While IF Istanbul organizers insist that they have enough loyal supporters to carry on and prosper, Istanbul Moda is in the midst of a major publicity campaign to attract new exhibitors and buyers.
Moda is boasting 1,614,586 square feet of available indoor space near Istanbul’s Ataturk Airport, although it does not say how much is expected to be in use for the fair, and expects 350 Turkish and international brands. According to CNR, the new show will answer the needs of a sector that exported $13.1 billion worth of ready-to-wear last year and must change radically and ambitiously to hold off competition from China and its stronghold on the mass market production side of the industry.
“Istanbul Moda is not just a fair organization,” said a CNR spokesperson. “It has been designed as an international fashion display with the aim of turning Istanbul into the fashion center of the ‘new world.'”
The show that wins the war will not be able to rest, and must act fast and hard to lead a region that is increasingly becoming attractive for Western brands due to the growing spending power of its large population.

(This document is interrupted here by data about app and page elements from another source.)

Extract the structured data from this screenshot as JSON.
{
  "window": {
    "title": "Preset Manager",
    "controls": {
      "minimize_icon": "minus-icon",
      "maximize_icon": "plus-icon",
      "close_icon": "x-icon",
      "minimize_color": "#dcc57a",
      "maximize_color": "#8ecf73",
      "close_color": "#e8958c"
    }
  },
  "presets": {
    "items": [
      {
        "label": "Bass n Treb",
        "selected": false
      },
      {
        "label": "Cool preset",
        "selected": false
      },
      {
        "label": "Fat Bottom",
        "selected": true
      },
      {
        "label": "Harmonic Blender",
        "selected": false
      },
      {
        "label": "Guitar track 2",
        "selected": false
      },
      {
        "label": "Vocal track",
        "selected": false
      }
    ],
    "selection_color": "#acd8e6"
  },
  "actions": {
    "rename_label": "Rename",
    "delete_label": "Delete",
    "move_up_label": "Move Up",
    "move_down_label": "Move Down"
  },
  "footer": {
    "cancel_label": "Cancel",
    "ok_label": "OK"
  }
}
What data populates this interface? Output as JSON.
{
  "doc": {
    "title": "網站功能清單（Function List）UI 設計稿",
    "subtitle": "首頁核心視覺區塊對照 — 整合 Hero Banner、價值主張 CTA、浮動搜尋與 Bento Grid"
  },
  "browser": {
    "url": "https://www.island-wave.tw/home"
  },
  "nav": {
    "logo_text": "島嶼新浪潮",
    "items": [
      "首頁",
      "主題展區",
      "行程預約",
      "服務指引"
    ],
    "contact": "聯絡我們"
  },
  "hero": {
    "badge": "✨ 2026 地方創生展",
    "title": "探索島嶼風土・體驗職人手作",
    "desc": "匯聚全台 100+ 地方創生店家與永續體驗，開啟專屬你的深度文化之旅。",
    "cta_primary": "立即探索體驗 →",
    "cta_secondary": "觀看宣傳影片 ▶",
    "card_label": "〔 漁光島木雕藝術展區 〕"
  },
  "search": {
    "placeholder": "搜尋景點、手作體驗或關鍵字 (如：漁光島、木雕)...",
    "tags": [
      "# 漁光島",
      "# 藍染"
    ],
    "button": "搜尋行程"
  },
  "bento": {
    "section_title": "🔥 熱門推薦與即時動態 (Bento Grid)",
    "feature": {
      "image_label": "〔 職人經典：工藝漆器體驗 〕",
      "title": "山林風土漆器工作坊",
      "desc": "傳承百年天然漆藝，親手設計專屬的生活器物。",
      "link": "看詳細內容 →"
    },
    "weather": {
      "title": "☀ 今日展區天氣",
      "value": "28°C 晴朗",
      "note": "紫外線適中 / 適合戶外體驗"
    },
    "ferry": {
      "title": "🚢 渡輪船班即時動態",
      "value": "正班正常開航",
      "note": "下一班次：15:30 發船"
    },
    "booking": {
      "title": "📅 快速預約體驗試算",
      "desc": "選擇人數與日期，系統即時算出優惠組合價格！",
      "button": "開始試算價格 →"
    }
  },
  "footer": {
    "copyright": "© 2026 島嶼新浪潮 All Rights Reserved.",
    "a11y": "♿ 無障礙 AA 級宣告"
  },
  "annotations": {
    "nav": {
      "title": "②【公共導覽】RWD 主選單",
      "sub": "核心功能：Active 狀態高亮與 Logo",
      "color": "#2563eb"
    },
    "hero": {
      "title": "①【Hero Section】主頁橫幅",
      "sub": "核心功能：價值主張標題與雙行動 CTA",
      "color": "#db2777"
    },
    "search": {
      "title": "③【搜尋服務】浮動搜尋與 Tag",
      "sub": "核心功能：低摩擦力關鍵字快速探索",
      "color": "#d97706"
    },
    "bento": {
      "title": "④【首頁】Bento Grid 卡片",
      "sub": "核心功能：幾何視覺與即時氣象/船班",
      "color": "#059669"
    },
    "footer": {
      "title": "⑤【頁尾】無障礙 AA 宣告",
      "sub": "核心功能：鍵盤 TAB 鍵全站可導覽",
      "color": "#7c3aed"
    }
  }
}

“What is just as important as putting the best of Turkish [apparel] on display is to attract brands from countries such as Italy and Germany,” said Orakcioglu. “About 450 million people live within two hours’ flight of Istanbul. It must become a meeting point. If we can’t do this, it will be Lebanon or Dubai. We mustn’t let that happen.”